### Assignment
The word "JSON" appears in some lines of the entries. Say how many, and give nothing but the number.

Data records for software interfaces

════════════════════

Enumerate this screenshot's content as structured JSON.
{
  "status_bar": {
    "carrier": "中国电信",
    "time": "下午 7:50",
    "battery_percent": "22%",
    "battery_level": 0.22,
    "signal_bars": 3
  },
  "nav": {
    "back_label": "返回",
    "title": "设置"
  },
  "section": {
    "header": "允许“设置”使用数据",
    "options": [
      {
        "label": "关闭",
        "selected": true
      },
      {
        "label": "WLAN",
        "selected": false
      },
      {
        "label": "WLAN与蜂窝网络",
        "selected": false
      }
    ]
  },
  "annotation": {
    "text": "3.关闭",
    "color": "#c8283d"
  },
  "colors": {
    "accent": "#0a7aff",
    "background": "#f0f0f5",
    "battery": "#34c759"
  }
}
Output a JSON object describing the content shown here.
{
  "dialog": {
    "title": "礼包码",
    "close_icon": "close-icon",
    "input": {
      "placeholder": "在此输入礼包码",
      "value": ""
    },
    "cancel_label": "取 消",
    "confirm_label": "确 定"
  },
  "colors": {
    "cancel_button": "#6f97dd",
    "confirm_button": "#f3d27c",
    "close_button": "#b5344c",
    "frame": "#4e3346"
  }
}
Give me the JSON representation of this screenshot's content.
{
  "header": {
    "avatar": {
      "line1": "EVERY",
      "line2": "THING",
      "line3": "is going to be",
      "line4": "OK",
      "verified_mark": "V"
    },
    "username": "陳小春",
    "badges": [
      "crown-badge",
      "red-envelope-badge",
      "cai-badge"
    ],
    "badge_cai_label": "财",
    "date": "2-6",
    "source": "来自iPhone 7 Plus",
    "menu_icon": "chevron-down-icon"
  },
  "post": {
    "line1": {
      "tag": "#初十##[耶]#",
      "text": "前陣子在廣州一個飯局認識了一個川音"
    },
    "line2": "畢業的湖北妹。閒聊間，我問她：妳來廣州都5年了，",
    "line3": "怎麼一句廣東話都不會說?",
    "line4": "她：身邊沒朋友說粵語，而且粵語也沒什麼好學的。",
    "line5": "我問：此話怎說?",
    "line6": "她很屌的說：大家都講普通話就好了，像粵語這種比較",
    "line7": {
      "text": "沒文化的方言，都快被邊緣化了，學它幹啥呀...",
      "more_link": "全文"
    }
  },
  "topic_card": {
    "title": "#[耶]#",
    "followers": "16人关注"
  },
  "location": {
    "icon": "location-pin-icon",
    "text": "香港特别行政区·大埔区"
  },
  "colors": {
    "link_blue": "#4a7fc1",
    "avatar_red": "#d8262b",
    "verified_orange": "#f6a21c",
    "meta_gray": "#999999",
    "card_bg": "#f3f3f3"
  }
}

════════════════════

### Written answer
3